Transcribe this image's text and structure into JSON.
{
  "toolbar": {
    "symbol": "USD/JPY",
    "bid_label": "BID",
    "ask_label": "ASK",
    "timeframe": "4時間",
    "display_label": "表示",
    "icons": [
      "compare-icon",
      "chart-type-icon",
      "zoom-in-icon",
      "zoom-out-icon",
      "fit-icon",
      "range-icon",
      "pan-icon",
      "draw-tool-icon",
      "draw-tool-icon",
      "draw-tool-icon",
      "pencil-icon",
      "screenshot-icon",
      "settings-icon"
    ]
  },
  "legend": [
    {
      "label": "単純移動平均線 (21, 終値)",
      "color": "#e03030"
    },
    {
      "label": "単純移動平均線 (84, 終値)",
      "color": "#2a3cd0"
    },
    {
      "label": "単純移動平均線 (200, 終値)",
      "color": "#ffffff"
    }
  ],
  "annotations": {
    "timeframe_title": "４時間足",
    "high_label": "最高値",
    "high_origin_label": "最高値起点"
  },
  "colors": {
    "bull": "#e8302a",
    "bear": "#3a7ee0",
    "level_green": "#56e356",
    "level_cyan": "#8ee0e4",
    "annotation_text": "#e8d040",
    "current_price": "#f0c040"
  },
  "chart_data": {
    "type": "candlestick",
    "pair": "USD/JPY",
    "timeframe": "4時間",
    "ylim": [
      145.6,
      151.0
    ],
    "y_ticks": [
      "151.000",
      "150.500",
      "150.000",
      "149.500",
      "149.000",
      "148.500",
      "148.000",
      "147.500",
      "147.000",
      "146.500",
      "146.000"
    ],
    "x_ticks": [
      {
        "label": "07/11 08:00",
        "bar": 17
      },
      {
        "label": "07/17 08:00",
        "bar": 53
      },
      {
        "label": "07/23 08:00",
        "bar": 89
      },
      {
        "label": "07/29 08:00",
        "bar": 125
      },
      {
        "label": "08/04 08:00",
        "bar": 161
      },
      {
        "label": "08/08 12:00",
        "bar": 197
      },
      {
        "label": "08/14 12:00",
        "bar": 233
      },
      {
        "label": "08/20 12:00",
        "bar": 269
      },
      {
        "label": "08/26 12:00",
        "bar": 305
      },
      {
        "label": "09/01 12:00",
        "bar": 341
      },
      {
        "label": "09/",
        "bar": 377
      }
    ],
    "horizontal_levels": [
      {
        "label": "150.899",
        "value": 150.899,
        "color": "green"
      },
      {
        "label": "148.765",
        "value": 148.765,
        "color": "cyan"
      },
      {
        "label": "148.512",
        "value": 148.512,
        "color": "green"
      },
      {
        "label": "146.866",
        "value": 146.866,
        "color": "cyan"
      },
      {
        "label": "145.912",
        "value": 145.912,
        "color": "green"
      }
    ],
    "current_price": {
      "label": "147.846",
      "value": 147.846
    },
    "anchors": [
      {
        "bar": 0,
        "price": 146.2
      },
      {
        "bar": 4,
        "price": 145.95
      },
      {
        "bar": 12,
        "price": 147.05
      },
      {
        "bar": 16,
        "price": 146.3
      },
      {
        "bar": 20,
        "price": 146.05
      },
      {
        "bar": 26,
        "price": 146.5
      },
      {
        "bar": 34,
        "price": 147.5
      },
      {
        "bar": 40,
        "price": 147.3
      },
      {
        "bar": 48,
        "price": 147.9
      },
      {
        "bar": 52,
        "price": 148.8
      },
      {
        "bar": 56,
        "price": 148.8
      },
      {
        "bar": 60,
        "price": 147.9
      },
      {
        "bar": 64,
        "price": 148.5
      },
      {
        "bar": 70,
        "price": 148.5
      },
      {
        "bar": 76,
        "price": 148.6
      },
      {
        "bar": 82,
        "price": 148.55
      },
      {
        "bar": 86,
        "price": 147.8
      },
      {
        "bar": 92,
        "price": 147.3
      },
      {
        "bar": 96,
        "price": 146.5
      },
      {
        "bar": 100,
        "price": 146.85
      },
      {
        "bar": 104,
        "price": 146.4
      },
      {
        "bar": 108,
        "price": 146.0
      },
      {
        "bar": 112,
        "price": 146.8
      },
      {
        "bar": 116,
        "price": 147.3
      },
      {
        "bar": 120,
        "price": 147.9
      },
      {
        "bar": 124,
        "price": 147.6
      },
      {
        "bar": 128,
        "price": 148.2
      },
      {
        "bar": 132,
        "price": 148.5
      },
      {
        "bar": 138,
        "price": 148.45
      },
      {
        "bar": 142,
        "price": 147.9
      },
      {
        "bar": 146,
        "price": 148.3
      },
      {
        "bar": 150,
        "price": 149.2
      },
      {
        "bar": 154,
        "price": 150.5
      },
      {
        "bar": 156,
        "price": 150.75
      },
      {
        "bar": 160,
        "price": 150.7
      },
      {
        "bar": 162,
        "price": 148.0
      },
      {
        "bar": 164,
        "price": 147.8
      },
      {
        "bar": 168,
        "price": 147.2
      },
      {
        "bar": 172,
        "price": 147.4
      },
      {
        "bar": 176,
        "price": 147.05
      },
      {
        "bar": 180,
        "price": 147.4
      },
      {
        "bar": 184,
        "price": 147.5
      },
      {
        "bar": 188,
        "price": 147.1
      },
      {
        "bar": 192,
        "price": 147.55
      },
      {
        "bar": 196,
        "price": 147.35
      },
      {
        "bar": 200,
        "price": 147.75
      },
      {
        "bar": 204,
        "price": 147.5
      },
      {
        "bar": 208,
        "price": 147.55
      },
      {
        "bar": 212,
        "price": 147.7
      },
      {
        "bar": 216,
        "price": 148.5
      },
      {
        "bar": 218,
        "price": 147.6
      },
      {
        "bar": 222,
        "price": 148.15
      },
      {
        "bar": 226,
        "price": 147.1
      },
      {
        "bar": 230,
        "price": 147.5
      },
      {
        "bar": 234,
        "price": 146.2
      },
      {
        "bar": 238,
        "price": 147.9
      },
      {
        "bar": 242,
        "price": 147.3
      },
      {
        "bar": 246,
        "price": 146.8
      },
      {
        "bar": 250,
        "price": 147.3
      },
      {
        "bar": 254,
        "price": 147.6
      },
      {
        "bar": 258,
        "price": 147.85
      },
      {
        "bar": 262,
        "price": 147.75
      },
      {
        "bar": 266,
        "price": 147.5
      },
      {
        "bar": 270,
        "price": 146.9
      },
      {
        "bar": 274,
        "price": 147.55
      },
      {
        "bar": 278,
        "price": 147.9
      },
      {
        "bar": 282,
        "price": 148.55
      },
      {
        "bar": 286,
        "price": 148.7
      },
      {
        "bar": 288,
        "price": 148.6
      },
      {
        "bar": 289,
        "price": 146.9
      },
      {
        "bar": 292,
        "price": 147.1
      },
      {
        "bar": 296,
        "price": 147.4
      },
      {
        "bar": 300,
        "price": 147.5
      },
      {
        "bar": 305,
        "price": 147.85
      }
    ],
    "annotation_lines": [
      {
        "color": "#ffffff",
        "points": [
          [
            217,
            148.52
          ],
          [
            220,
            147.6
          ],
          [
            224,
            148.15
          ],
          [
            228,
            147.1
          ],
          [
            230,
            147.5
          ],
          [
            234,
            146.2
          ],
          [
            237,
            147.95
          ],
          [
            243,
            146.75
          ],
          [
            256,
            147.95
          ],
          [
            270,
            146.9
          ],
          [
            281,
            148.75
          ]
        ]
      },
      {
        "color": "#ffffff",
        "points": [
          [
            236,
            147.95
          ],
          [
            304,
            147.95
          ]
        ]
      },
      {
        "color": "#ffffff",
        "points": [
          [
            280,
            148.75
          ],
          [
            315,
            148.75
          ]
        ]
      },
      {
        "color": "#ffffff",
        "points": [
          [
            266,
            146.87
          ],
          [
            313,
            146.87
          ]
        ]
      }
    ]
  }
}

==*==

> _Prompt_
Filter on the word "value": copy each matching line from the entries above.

> _Completed task_
        "value": 150.899,
        "value": 148.765,
        "value": 148.512,
        "value": 146.866,
        "value": 145.912,
      "value": 147.846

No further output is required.